INFORMATION SHOWN Start Marker

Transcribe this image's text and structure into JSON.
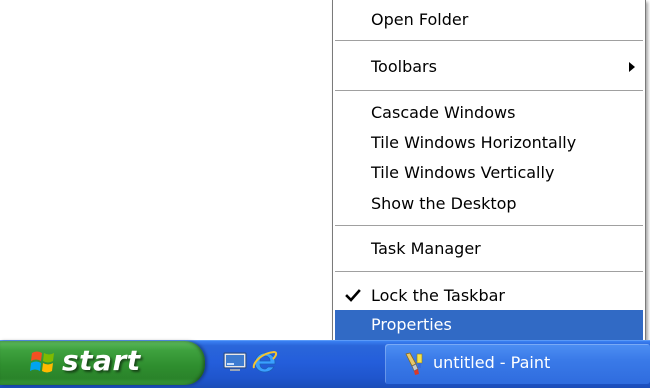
{
  "context_menu": {
    "open_folder": "Open Folder",
    "toolbars": "Toolbars",
    "cascade_windows": "Cascade Windows",
    "tile_horizontally": "Tile Windows Horizontally",
    "tile_vertically": "Tile Windows Vertically",
    "show_desktop": "Show the Desktop",
    "task_manager": "Task Manager",
    "lock_taskbar": "Lock the Taskbar",
    "lock_taskbar_checked": true,
    "properties": "Properties",
    "highlighted_item": "Properties"
  },
  "taskbar": {
    "start_label": "start",
    "quick_launch": [
      {
        "icon": "show-desktop-icon"
      },
      {
        "icon": "internet-explorer-icon"
      }
    ],
    "task_buttons": [
      {
        "label": "untitled - Paint",
        "icon": "paint-icon"
      }
    ]
  },
  "colors": {
    "taskbar_blue": "#245edb",
    "start_green": "#3c9a3c",
    "menu_highlight": "#316ac5"
  }
}
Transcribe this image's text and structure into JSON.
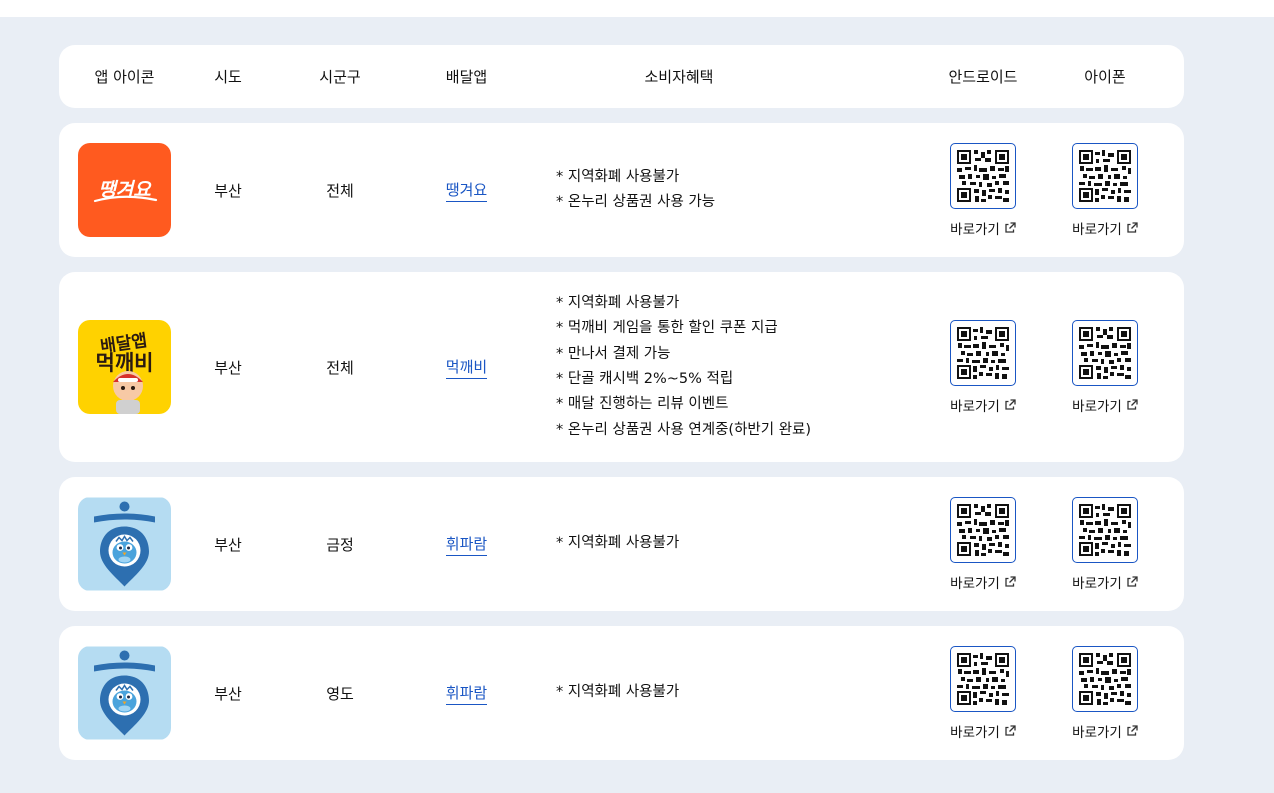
{
  "header": {
    "icon_col": "앱 아이콘",
    "sido_col": "시도",
    "sigungu_col": "시군구",
    "app_col": "배달앱",
    "benefit_col": "소비자혜택",
    "android_col": "안드로이드",
    "ios_col": "아이폰"
  },
  "rows": [
    {
      "sido": "부산",
      "sigungu": "전체",
      "app": "땡겨요",
      "icon_text": "땡겨요",
      "benefits": [
        "* 지역화폐 사용불가",
        "* 온누리 상품권 사용 가능"
      ],
      "android_link": "바로가기",
      "ios_link": "바로가기"
    },
    {
      "sido": "부산",
      "sigungu": "전체",
      "app": "먹깨비",
      "icon_text_top": "배달앱",
      "icon_text_bottom": "먹깨비",
      "benefits": [
        "* 지역화폐 사용불가",
        "* 먹깨비 게임을 통한 할인 쿠폰 지급",
        "* 만나서 결제 가능",
        "* 단골 캐시백 2%~5% 적립",
        "* 매달 진행하는 리뷰 이벤트",
        "* 온누리 상품권 사용 연계중(하반기 완료)"
      ],
      "android_link": "바로가기",
      "ios_link": "바로가기"
    },
    {
      "sido": "부산",
      "sigungu": "금정",
      "app": "휘파람",
      "benefits": [
        "* 지역화폐 사용불가"
      ],
      "android_link": "바로가기",
      "ios_link": "바로가기"
    },
    {
      "sido": "부산",
      "sigungu": "영도",
      "app": "휘파람",
      "benefits": [
        "* 지역화폐 사용불가"
      ],
      "android_link": "바로가기",
      "ios_link": "바로가기"
    }
  ],
  "icons": {
    "qr": "qr-code-icon",
    "external": "external-link-icon"
  },
  "colors": {
    "page_bg": "#e9eef5",
    "link": "#1a56c4",
    "ttaeng_orange": "#ff5a1f",
    "mukkaebi_yellow": "#ffd200",
    "whiparam_blue": "#b5dcf2"
  }
}
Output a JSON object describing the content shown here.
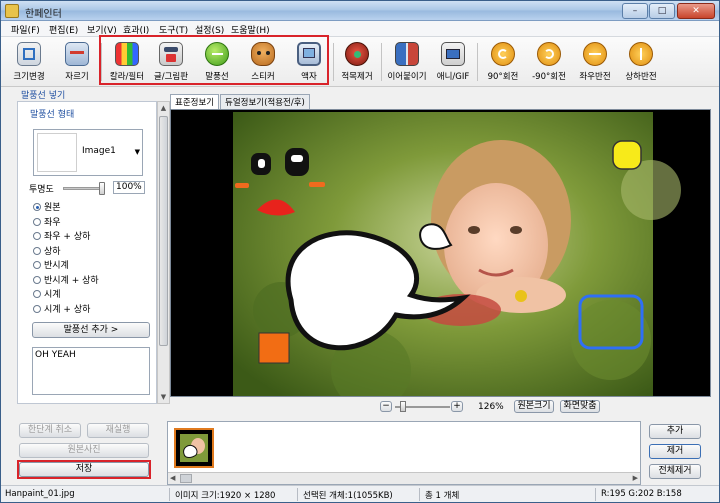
{
  "window": {
    "title": "한페인터",
    "minimize": "–",
    "maximize": "□",
    "close": "✕"
  },
  "menu": [
    "파일(F)",
    "편집(E)",
    "보기(V)",
    "효과(I)",
    "도구(T)",
    "설정(S)",
    "도움말(H)"
  ],
  "toolbar": [
    {
      "label": "크기변경",
      "icon": "resize-icon"
    },
    {
      "label": "자르기",
      "icon": "crop-icon"
    },
    {
      "label": "칼라/필터",
      "icon": "color-filter-icon"
    },
    {
      "label": "글/그림판",
      "icon": "text-draw-icon"
    },
    {
      "label": "말풍선",
      "icon": "speech-bubble-icon"
    },
    {
      "label": "스티커",
      "icon": "sticker-icon"
    },
    {
      "label": "액자",
      "icon": "frame-icon"
    },
    {
      "label": "적목제거",
      "icon": "red-eye-icon"
    },
    {
      "label": "이어붙이기",
      "icon": "merge-icon"
    },
    {
      "label": "애니/GIF",
      "icon": "gif-icon"
    },
    {
      "label": "90°회전",
      "icon": "rotate-cw-icon"
    },
    {
      "label": "-90°회전",
      "icon": "rotate-ccw-icon"
    },
    {
      "label": "좌우반전",
      "icon": "flip-h-icon"
    },
    {
      "label": "상하반전",
      "icon": "flip-v-icon"
    }
  ],
  "left_panel": {
    "section_title": "말풍선 넣기",
    "group_title": "말풍선 형태",
    "shape_value": "Image1",
    "opacity_label": "투명도",
    "opacity_value": "100%",
    "opacity_level": 1.0,
    "radio_options": [
      "원본",
      "좌우",
      "좌우 + 상하",
      "상하",
      "반시계",
      "반시계 + 상하",
      "시계",
      "시계 + 상하"
    ],
    "radio_selected": 0,
    "add_bubble_button": "말풍선 추가 >",
    "text_value": "OH YEAH",
    "undo_button": "한단계 취소",
    "redo_button": "재실행",
    "original_button": "원본사진",
    "save_button": "저장"
  },
  "view_tabs": [
    "표준정보기",
    "듀얼정보기(적용전/후)"
  ],
  "zoom": {
    "value": "126%",
    "fit_original": "원본크기",
    "fit_screen": "화면맞춤",
    "minus": "−",
    "plus": "+"
  },
  "right_buttons": {
    "add": "추가",
    "remove": "제거",
    "remove_all": "전체제거"
  },
  "status": {
    "filename": "Hanpaint_01.jpg",
    "image_size": "이미지 크기:1920 × 1280",
    "selected": "선택된 개체:1(1055KB)",
    "total": "총 1 개체",
    "color": "R:195 G:202 B:158"
  },
  "colors": {
    "highlight": "#d9232a",
    "accent": "#1f4fa0"
  }
}
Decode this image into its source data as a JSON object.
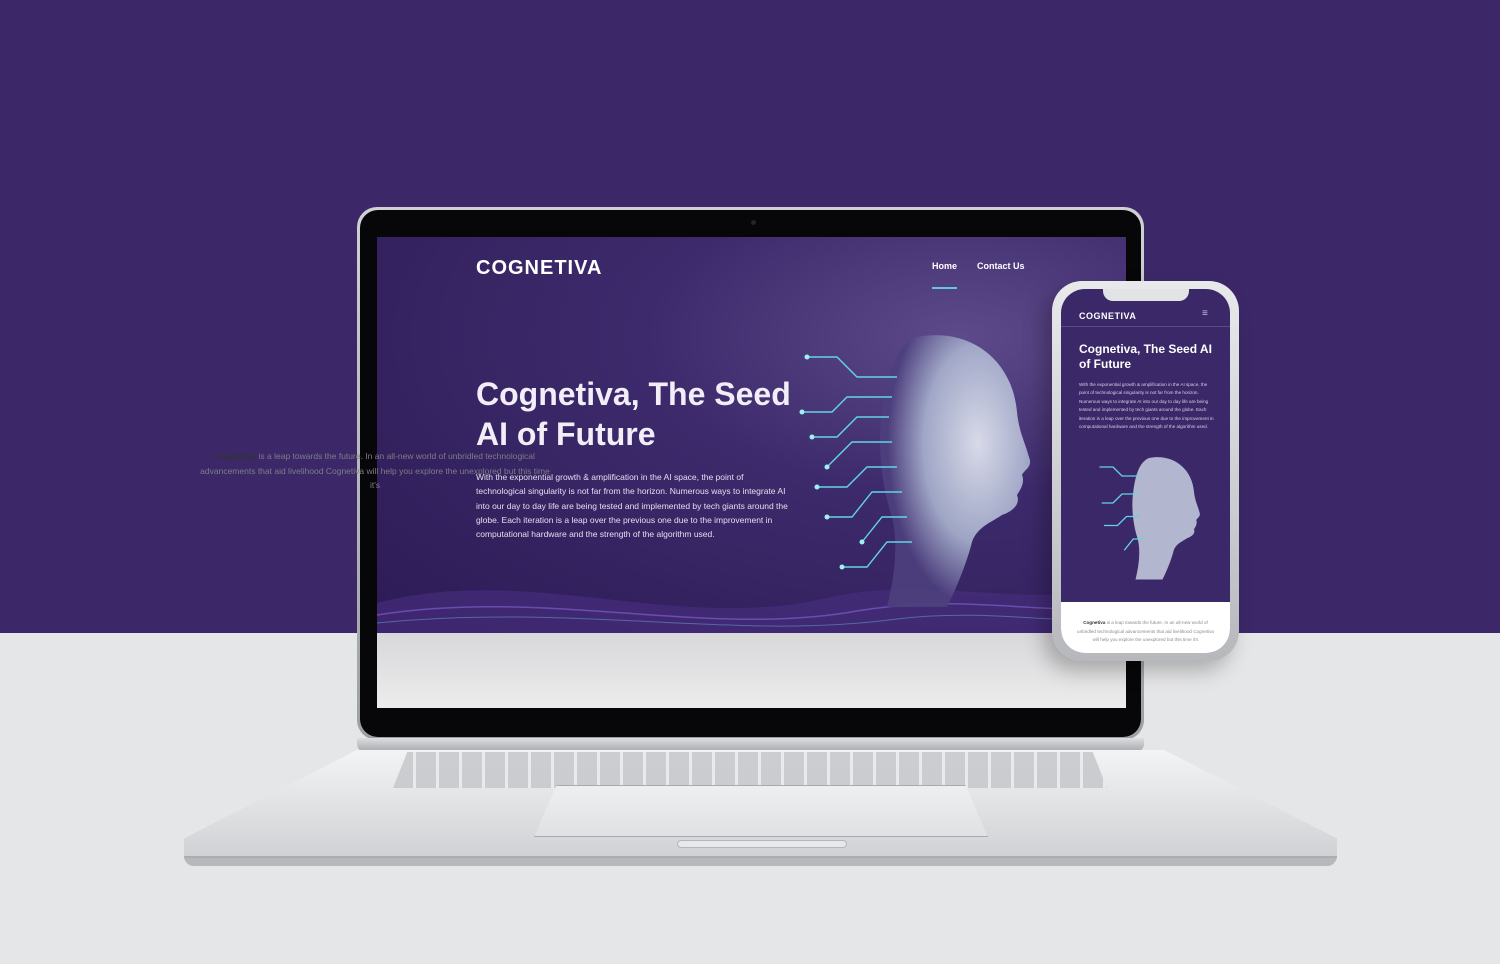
{
  "site": {
    "logo": "COGNETIVA",
    "nav": [
      {
        "label": "Home",
        "active": true
      },
      {
        "label": "Contact Us",
        "active": false
      }
    ],
    "hero": {
      "title": "Cognetiva, The Seed AI of Future",
      "text": "With the exponential growth & amplification in the AI space, the point of technological singularity is not far from the horizon. Numerous ways to integrate AI into our day to day life are being tested and implemented by tech giants around the globe. Each iteration is a leap over the previous one due to the improvement in computational hardware and the strength of the algorithm used."
    },
    "intro": {
      "brand": "Cognetiva",
      "text": "is a leap towards the future. In an all-new world of unbridled technological advancements that aid livelihood Cognetiva will help you explore the unexplored but this time it's",
      "phone_text": "is a leap towards the future. In an all-new world of unbridled technological advancements that aid livelihood Cognetiva will help you explore the unexplored but this time it's"
    }
  },
  "phone": {
    "menu_icon": "hamburger-icon",
    "menu_glyph": "≡"
  },
  "colors": {
    "background_top": "#3c2868",
    "background_bottom": "#e5e6e7",
    "hero": "#3d2a6c",
    "accent": "#5fc6e8"
  }
}
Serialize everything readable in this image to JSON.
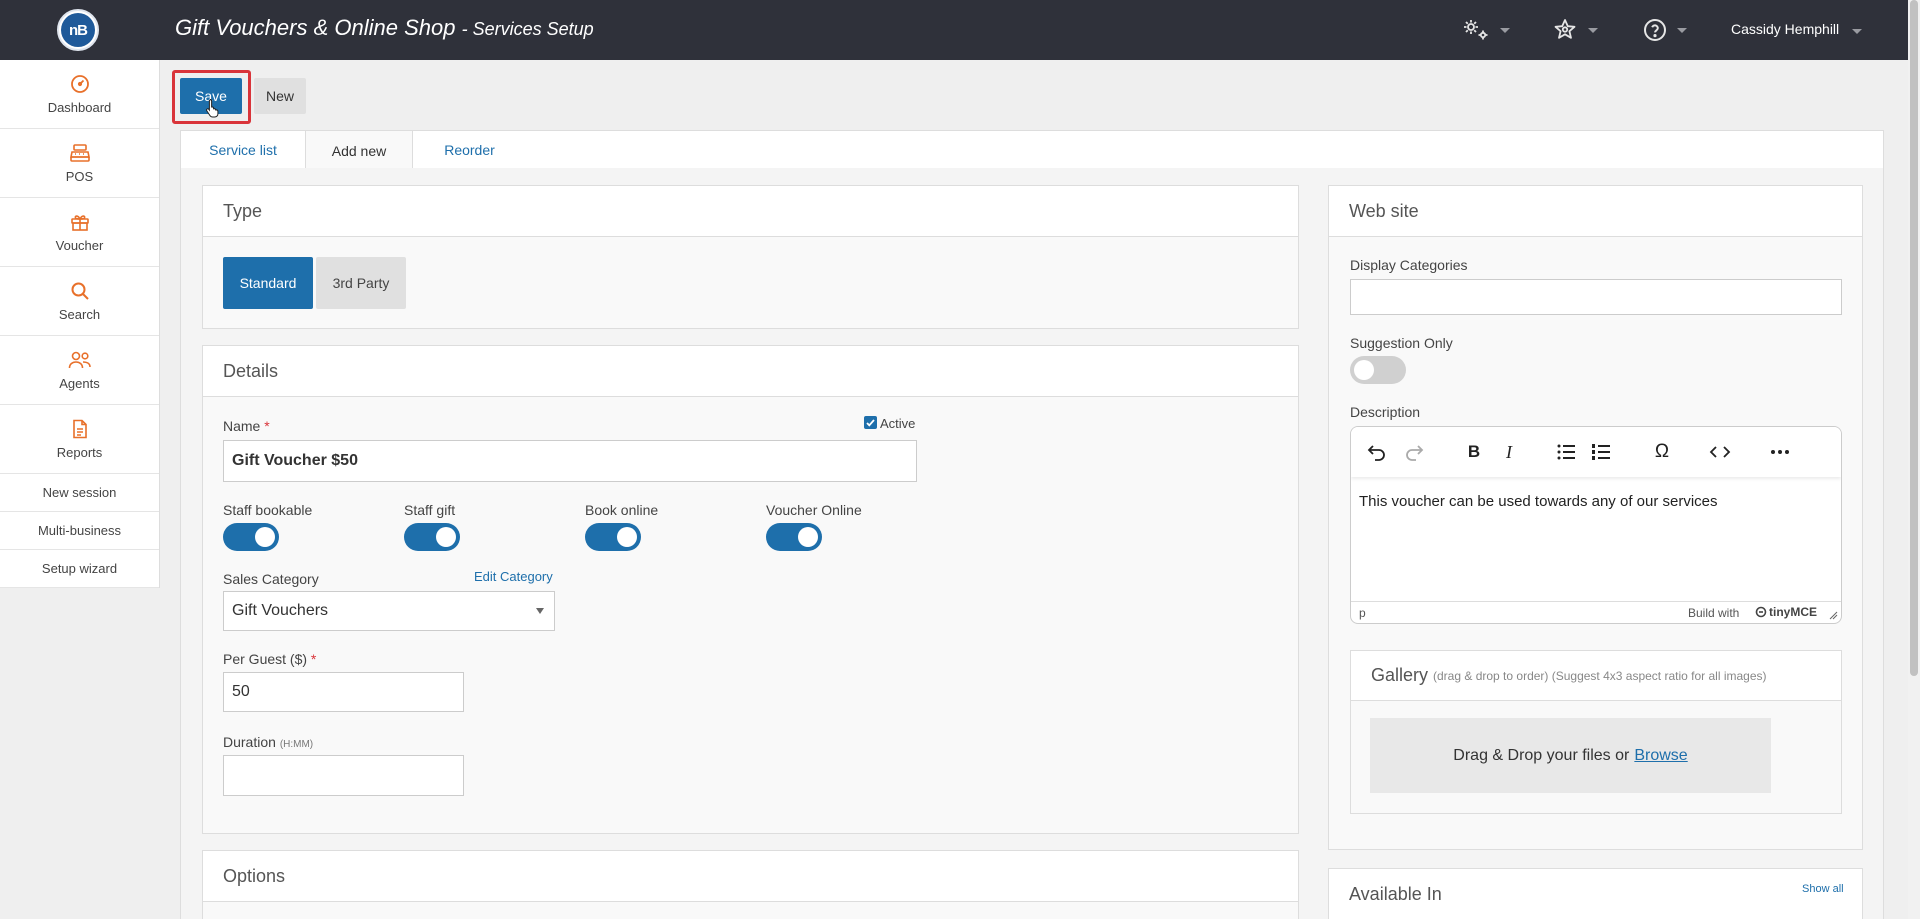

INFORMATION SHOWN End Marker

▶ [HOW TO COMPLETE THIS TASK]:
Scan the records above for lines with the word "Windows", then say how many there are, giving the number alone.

▶ [EXERCISE SOLUTION]:
3